(PO-079) An Unusual Case of Propylene Glycol Toxicity in a Patient with Amylophagia
Pica is commonly defined as a persistent eating of non-nutritional substance, and amylophagia is a subcategory of pica which involves the consumption of raw starch often in the form of laundry or corn starch (Feldman 1986). We illustrate a case in which a patient with long history of amylophagia since childhood who presented in a critically ill state with substantial electrolyte derangements, acid-base imbalance, and organ dysfunction.
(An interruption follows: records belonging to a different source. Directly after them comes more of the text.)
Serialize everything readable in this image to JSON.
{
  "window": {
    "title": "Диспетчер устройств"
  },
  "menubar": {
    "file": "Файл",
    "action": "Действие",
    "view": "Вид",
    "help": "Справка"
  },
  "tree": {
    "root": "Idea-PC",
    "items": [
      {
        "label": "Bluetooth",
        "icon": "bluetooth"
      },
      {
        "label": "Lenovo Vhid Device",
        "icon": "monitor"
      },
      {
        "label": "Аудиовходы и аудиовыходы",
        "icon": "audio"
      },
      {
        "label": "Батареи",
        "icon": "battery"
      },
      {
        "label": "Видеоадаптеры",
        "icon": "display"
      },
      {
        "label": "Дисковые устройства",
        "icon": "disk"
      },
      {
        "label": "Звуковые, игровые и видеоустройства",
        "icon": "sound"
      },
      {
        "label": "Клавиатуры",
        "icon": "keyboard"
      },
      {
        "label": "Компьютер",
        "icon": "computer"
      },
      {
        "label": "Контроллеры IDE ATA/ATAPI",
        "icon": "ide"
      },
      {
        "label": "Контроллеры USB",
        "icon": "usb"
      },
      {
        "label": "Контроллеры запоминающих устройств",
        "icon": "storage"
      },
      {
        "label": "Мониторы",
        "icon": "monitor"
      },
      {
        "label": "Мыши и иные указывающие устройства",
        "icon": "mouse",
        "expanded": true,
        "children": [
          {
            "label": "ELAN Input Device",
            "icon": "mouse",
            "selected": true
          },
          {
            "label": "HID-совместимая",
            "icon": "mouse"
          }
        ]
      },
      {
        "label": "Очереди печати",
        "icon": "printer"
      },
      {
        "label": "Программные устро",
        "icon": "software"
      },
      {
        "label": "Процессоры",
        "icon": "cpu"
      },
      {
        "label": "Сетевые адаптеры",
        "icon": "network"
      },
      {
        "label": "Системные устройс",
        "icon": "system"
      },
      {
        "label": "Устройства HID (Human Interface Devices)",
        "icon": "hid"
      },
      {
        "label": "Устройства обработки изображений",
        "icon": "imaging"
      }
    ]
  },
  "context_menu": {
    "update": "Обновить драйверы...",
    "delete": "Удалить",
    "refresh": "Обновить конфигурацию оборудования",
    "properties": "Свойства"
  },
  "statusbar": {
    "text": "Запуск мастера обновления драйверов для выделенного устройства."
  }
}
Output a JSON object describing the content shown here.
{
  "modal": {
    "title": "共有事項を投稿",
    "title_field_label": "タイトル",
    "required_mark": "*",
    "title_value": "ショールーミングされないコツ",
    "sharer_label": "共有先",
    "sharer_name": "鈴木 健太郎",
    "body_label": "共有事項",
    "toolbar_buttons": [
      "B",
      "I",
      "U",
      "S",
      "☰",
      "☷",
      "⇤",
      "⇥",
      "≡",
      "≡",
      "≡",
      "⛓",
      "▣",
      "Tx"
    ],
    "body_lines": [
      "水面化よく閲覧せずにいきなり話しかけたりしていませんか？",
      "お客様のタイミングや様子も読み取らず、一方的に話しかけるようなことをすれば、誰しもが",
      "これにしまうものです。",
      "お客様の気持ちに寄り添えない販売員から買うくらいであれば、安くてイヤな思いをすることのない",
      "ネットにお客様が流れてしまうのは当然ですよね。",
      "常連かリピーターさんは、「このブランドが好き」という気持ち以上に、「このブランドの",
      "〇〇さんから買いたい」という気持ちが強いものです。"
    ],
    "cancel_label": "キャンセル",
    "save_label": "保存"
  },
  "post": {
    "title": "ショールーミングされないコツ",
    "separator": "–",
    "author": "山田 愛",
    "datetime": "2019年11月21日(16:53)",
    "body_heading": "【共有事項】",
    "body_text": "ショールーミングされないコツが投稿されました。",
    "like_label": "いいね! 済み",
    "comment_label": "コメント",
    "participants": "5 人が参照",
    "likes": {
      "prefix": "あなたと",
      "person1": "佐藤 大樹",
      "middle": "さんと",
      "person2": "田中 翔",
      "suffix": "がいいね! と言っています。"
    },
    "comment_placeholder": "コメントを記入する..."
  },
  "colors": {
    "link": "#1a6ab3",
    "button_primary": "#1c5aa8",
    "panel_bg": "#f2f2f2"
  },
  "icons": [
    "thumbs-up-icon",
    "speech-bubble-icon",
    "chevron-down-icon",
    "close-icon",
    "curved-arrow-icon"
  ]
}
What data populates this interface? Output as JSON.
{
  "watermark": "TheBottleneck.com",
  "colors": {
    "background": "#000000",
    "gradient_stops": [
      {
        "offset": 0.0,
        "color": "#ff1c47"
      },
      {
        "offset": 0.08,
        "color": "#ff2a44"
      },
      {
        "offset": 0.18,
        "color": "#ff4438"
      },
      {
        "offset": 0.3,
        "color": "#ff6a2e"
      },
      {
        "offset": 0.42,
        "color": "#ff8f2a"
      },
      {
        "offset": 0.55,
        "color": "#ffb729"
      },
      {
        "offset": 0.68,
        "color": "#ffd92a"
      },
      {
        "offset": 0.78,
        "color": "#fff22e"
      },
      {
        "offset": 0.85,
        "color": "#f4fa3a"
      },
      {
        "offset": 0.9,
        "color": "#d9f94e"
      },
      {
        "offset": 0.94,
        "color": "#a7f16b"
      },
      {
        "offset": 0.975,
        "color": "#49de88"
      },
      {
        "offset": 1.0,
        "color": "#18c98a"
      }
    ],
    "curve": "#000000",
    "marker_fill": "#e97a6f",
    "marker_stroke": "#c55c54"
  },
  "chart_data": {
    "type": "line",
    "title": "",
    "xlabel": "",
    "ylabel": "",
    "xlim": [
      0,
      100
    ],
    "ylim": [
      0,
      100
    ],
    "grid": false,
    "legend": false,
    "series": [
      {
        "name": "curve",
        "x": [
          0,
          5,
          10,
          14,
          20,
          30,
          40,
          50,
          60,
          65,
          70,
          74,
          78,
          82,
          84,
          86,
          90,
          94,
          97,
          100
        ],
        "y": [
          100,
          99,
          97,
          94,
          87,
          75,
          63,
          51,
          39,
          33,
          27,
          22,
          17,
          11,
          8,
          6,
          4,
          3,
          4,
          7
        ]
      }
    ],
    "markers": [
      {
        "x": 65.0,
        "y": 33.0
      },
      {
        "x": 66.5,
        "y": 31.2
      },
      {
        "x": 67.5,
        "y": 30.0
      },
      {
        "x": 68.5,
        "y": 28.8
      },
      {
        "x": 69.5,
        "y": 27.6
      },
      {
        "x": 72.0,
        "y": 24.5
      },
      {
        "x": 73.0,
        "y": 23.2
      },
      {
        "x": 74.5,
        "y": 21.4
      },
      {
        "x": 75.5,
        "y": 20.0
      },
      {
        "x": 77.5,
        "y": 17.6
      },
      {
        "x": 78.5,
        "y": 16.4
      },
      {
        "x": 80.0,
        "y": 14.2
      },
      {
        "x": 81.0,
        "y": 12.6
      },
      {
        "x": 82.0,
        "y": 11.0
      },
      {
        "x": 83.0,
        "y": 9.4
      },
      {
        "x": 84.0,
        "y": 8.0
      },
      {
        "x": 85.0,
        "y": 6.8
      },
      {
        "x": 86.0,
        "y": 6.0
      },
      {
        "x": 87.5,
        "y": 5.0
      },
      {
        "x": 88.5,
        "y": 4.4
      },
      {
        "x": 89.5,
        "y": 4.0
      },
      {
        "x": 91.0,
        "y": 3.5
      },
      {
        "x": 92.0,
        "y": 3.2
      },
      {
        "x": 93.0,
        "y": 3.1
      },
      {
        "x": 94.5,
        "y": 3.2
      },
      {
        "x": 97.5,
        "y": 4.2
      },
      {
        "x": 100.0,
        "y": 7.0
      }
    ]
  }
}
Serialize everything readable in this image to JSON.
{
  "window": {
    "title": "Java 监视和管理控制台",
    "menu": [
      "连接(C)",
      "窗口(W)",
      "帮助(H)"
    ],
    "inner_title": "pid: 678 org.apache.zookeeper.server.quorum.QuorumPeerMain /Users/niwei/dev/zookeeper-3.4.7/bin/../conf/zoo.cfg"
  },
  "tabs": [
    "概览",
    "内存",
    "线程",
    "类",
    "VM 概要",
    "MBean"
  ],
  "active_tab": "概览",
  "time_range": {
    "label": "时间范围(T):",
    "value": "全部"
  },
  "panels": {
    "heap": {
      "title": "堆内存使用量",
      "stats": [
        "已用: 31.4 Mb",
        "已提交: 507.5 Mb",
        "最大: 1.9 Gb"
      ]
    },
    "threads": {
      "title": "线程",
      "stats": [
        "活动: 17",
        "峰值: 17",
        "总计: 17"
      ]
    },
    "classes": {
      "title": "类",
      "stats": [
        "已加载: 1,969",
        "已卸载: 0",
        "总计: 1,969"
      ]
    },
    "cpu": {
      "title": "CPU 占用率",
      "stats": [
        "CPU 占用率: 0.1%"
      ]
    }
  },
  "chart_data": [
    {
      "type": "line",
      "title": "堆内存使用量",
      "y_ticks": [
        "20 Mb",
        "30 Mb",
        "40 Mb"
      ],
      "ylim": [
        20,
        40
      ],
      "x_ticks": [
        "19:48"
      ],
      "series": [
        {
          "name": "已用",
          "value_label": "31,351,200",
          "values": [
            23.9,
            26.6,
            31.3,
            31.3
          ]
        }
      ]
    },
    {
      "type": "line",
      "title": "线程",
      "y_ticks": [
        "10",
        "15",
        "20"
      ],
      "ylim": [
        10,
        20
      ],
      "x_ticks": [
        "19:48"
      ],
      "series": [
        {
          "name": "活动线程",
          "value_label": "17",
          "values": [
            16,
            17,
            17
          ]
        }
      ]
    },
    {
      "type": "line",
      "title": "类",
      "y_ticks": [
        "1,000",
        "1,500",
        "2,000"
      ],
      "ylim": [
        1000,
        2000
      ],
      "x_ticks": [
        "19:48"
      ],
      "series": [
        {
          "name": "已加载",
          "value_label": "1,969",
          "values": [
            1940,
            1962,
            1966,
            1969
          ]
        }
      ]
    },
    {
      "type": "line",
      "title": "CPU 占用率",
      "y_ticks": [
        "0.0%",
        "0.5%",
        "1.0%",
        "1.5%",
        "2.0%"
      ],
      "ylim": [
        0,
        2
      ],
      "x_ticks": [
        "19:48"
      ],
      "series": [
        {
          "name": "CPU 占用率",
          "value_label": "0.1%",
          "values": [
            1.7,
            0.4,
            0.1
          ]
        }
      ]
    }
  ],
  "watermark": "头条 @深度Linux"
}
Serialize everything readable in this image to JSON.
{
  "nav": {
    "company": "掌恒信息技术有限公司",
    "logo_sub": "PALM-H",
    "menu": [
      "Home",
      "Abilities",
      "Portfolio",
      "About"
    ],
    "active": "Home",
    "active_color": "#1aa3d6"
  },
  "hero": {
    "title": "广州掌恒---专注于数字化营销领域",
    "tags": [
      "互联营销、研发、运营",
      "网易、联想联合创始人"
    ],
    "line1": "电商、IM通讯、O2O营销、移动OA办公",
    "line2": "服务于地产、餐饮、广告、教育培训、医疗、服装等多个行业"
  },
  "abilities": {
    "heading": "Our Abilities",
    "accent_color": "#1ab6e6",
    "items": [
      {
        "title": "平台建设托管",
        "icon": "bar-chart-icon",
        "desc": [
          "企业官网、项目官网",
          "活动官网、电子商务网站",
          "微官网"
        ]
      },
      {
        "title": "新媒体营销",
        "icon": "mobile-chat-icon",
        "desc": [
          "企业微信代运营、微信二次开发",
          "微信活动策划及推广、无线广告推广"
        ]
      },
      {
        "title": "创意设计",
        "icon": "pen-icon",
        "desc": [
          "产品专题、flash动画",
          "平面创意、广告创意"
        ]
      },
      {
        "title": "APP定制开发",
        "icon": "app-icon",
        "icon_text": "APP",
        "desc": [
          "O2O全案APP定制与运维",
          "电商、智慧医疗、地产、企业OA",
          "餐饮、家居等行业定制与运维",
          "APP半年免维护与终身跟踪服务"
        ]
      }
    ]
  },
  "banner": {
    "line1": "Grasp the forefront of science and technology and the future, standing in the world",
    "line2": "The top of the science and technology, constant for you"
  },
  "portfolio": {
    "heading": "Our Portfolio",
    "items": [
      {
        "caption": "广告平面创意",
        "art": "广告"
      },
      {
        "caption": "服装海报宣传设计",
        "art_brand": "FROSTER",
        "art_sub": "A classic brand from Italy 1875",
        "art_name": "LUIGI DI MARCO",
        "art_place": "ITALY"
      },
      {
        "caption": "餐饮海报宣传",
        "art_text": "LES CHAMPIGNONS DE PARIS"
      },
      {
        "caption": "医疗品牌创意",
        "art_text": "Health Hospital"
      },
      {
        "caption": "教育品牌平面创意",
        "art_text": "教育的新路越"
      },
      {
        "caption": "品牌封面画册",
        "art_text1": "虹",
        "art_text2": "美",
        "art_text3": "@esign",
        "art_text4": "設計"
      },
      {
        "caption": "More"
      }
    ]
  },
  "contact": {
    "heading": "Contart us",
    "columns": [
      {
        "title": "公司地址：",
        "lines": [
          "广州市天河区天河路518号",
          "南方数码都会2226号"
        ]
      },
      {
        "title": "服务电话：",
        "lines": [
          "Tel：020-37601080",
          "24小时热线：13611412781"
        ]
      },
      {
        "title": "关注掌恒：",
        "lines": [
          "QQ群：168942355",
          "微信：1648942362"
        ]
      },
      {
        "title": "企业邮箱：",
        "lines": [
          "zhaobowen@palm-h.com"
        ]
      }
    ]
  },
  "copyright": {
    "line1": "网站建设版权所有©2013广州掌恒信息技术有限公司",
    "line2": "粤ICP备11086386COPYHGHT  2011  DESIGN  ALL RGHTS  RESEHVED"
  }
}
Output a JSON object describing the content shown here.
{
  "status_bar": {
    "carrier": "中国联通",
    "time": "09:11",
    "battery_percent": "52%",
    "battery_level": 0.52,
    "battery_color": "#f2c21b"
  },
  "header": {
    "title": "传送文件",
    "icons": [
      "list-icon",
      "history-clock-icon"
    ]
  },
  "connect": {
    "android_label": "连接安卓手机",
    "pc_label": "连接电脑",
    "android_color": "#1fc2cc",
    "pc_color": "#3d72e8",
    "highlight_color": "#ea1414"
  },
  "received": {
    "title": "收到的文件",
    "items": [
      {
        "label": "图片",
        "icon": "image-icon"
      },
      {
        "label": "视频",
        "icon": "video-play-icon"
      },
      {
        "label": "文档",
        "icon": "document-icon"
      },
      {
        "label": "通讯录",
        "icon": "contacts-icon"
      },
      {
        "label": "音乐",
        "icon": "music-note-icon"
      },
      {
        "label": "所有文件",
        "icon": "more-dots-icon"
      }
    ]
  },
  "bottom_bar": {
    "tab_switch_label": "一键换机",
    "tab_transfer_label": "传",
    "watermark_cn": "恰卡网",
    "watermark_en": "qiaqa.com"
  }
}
Ms X is a 29 year-old African American female with a history of iron deficiency anemia, alcohol use disorder, and chronic amylophagia since childhood who presented as a transfer from an outside hospital for evaluation and management of hypotension, acute kidney and liver injury. On transfer, she had severe metabolic acidosis as well as multiple lab abnormalities. She was admitted to the medical ICU. Toxicology evaluation noted that while corn starch contains only small quantities of propylene glycol, ingestion of massive amounts of corn starch in addition to decreased clearance from an acute kidney injury (due to another cause) could have led to the acute toxicity in setting of chronic consumption. Our evaluation revealed that patient’s pattern of corn starch ingestion arose since childhood and her craving for corn starch strongly correlated with the degree of stress in her life. She noted that in the recent COVID lockdown and the ensuing unemployment, she had been consuming far more corn starch (16oz every 1-2 days) in the previous few months. She told us that she was surprised that eating corn starch could have caused her such devastating medical problems and wanted help to quit. Later in the hospitalization, patient developed persistent hypotension, acute respiratory failure, and epigastric pain, revealing a diffuse ischemic bowel with intraperitoneal hemorrhage. Palliative care was consulted, and her family decided on compassionate extubation.
This case highlights an unusual and lethal overdose of propylene glycol due to buildup from chronic amylophagia in combination with comorbid acute organ injuries. This is to our knowledge the first propylene glycol toxicity due to high volume corn starch ingestion. Our patient has multiple risk factors for pica including iron deficiency anemia (Borgna-Pignatti 2016). Recent increased psychosocial stress is also highly associated with increased intake of non-food items resulting in the cravings and maladaptive coping as described by our patient (Singhi 1981).
Clinicians should be aware that patients with pica could increase their non-food consumption during times of increased stress which could potentially lead to devastating medical consequences.
Borgna-Pignatti, C., Zanella, S. Pica as a manifestation of iron deficiency. Expert Review of Hematology. 2016;9(11):1075-1080
Feldman, M. Pica: Current Perspectives. Psychosomatics. 1986;27(7):519-523
Singhi, S., Singhi, P., Adwani, G. Role of Psychosocial Stress in the Cause of Pica. Clinical Pediatrics. 1981;20(12):783-785
Describe the biological, psychosocial, and cultural contributors to the development of pica.
Recognize common presenting symptoms of propylene glycol toxicity.
Explain the connection between amylophagia and propylene glycol toxicity.